Thurber's fairytales are regular re-reads for me, and I can recite chunks of them (which is not surprising given that repetition of both words and form are common to all, and rhyme plays a huge part). As well as The White Deer he wrote The Thirteen Clocks and The Wonderful O. I couldn't tell you which is the best - for me, it's the one I am reading at the time. I do, though, remember the pleasure that I found in The Wonderful O as a child, a story about a village where a wicked man named Black bans the letter O, so that there are no more opals and moonstones, owls and oaks (or owls in oaks).

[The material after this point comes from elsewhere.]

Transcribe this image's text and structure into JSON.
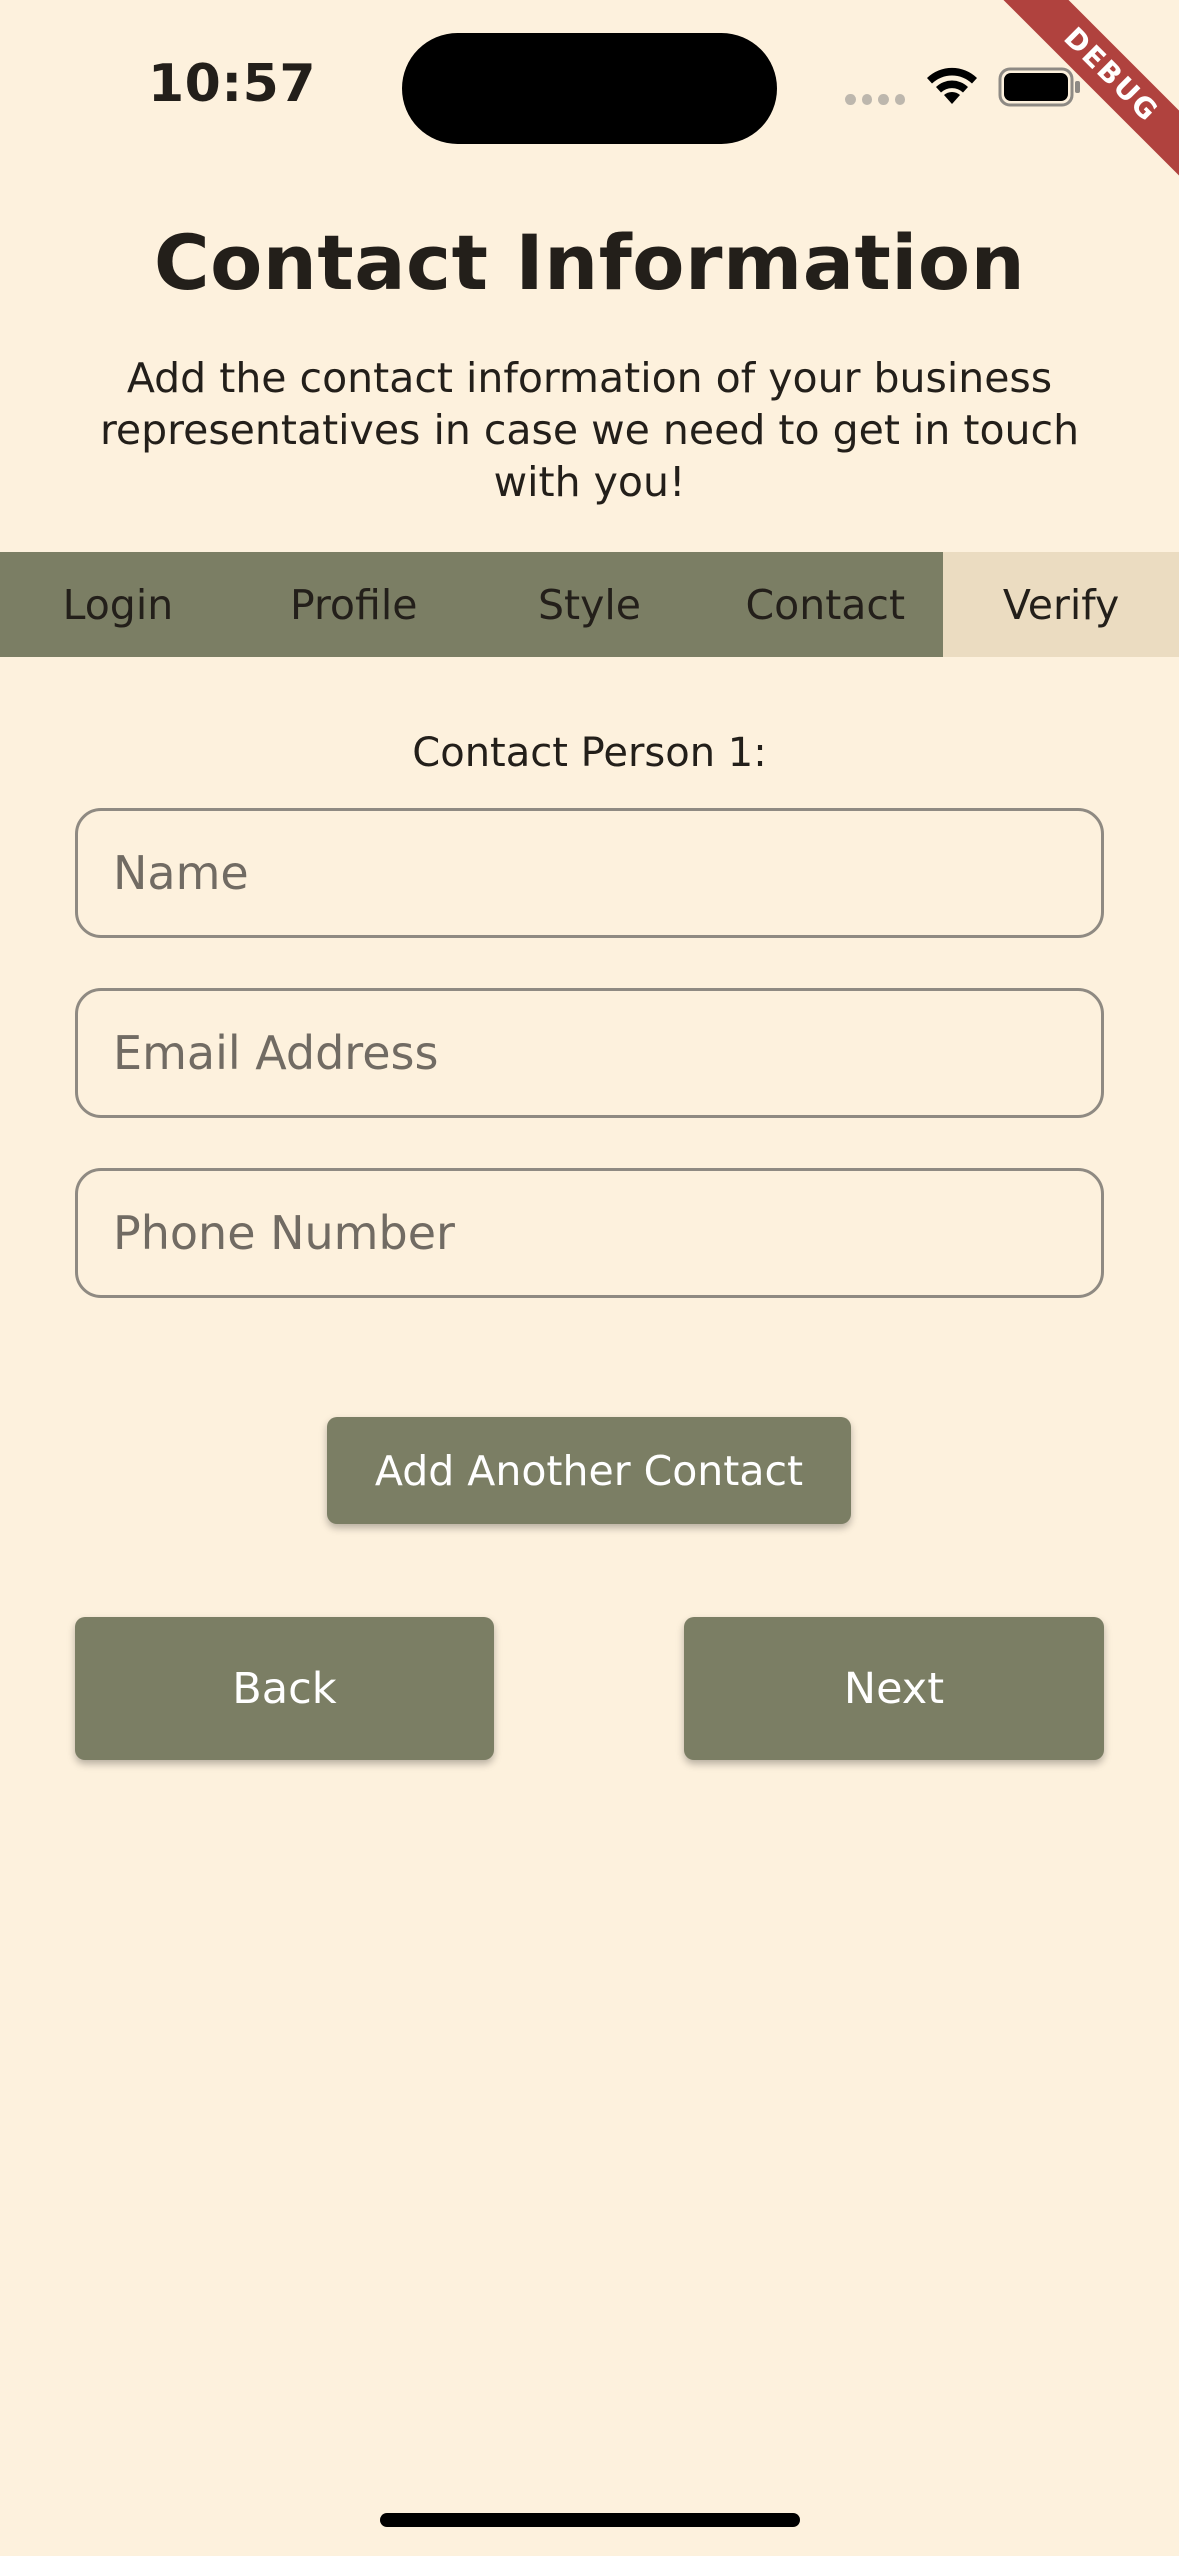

Many Moons is the perfect fairytale for reading to children, satisfying to both reader and listener. I only know it as a story from a collection, but I see that it was originally published as a children's story book, illustrated by Louis Slobodkin - you can see a picture of the blue poodles here.

Wednesday, 6 May 2009

April's book round-up

Maelstrom by Anne McCaffrey and Elizabeth Ann Scarborough (L)
The New Moon with the Old by Dodie Smith - re-read
Matter by Iain M. Banks (L)
Leaven of Malice by Robertson Davies - re-read
The Cat Who Could Read Backwards by Lilian Jackson Braun
Tempest-Tost by Robertson Davies - re-read
Fifth Business by Robertson Davies - re-read
The Stabbing in the Stables by Simon Brett (L)
More Than Love Letters by Rosy Thornton
Lud-in-the-Mist by Hope Mirrlees
A Short History of Myth by Karen Armstrong
Dead to the World by Charlaine Harris (L)
Crampton Hodnet by Barbara Pym
The Cruellest Month by Hazel Holt

I’ve only just noticed how appropriate my first April book was, The Cruellest Month, by Hazel Holt. This was from early in her excellent Mrs Malory series, and is quite simply my favourite so far; I picked it off the pile to read having just returned from Oxford. Exhausted by a very demanding conference (or more exactly, very demanding delegates), I wanted something to remind me that it’s a city I love, and it met my requirements perfectly. Sheila Malory sets off to combine a bit of quiet research in the Bodleian with a visit to her old college friend and some maternal fussing over her student son. Her friend also has a son, a pleasant but reserved young man, who gets on better with Sheila (his godmother) than he does with his bossy, outgoing mother, and he is quick to confide in Sheila over an accidental death in the library. The deceased wasn’t a pleasant woman, and Tony is convinced that all is not as it seems. The ever inquisitive Sheila is soon chatting away to all and sundry, teasing out the background.

I read these books as I come across them, all in the wrong order, and it doesn’t seem to matter in the least. Sheila is one of those people you dread sitting next to a train – she would have your life story out of you within the first hour, and you’d have confided things you wouldn’t tell your best friend. Fortunately, unless you also happened to be a murderer, you wouldn’t feel too uncomfortable about it, because she’s so extremely nice, and she’d probably go off with your address so that she could send you that useful recipe for gingerbread – before you knew it, you’d be exchanging Christmas cards for years. But however comfortable a companion she may be, there’s wit and intelligence there too, and a strong moral sense, but right to the end the reader doesn’t know how Sheila will deal with the difficult decisions which are the inevitable result of her curiosity. Early books in the series are hard to come by (although US readers may find reasonably priced copies on Abebooks), but it’s possible to find the later ones in libraries. If you can get hold of The Cruellest Month, do!

There will be more on April’s books in the next few days, I hope, though blogging time is hard to find. I am now resigned to finding myself too tired to write in the evenings, so have resolved to try to find an hour or so before I start work in the mornings. I’ve never been an early bird, but now it seems that I’m no longer a night owl.

Not me!
Photo by Ryly